DomainKeys Identified Mail (DKIM) records allow a recipient to validate a sender as the owner of an email message.

Domain Keys use public key encryption to apply digital signatures to email, this allows verification of the sender as well as of the integrity of the message in question.

Every time you send an email, it will contain an encrypted key that the receiving mail server will decrypt using a Public Key located in the DKIM record. This handshake allows the receiving mail server to verify that the email is actually being sent by that domain. 

You will need to obtain your Public Key from your mail service provider. 

DKIM, like SPF and many other record types, are created using TXT records. TXT records are plain text records with a name and a value up to 255 characters. 

We do support all TXT records longer than 255 characters which includes long SPF records and 2048 DKIM records.

However, you will have to separate your value into 2 or more parts using quotations “” and enter both of those parts as your TXT record value.

For Example:
“StringOneStringTwoStringOver255”

would change to:

“StringOneString””TwoStringOver255”

The DNS RFC’s limit records to be under 255 characters. This is not a DNS Made Easy limitation. If we did allow additional characters, DNS resolvers would not understand it and many firewalls would block it.

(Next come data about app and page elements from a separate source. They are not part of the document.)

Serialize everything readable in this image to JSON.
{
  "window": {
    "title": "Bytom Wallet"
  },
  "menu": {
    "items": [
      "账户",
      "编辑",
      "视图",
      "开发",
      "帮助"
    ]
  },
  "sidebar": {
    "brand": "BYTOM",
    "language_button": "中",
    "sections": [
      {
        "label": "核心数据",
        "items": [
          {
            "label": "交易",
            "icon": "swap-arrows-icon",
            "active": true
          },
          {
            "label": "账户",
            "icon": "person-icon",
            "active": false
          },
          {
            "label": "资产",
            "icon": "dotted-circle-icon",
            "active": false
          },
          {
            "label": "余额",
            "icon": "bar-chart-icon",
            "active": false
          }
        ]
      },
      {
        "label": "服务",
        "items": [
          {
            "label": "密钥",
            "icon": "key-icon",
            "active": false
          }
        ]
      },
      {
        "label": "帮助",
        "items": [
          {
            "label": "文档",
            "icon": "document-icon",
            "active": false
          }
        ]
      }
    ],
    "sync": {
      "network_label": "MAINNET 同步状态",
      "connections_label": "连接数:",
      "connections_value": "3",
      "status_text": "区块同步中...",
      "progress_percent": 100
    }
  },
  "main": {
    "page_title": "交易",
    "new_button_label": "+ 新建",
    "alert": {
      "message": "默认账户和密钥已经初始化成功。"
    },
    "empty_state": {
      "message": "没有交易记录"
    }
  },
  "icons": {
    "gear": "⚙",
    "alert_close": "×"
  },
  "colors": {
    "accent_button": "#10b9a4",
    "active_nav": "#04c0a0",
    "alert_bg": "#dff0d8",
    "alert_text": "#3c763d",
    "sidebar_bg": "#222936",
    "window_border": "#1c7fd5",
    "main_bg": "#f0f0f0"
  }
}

Visit the Domain Key public website to learn more: DKIM.ORG

Was this article helpful to you?

Comments are closed.